▸ **Records supplied**
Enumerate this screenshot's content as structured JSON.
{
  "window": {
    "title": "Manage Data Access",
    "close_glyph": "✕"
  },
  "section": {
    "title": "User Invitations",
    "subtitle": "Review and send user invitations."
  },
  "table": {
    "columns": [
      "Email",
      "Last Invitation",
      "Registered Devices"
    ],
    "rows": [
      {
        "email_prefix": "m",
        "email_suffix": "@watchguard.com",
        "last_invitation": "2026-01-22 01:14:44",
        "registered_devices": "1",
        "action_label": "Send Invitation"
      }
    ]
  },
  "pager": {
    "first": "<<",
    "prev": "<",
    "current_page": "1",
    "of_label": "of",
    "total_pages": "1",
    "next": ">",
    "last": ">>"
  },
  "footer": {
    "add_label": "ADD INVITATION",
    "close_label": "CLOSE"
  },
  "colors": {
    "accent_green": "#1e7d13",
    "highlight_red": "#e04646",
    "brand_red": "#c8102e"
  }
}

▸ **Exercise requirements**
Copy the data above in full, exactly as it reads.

▸ **Response to the task**
Enumerate this screenshot's content as structured JSON.
{
  "window": {
    "title": "Manage Data Access",
    "close_glyph": "✕"
  },
  "section": {
    "title": "User Invitations",
    "subtitle": "Review and send user invitations."
  },
  "table": {
    "columns": [
      "Email",
      "Last Invitation",
      "Registered Devices"
    ],
    "rows": [
      {
        "email_prefix": "m",
        "email_suffix": "@watchguard.com",
        "last_invitation": "2026-01-22 01:14:44",
        "registered_devices": "1",
        "action_label": "Send Invitation"
      }
    ]
  },
  "pager": {
    "first": "<<",
    "prev": "<",
    "current_page": "1",
    "of_label": "of",
    "total_pages": "1",
    "next": ">",
    "last": ">>"
  },
  "footer": {
    "add_label": "ADD INVITATION",
    "close_label": "CLOSE"
  },
  "colors": {
    "accent_green": "#1e7d13",
    "highlight_red": "#e04646",
    "brand_red": "#c8102e"
  }
}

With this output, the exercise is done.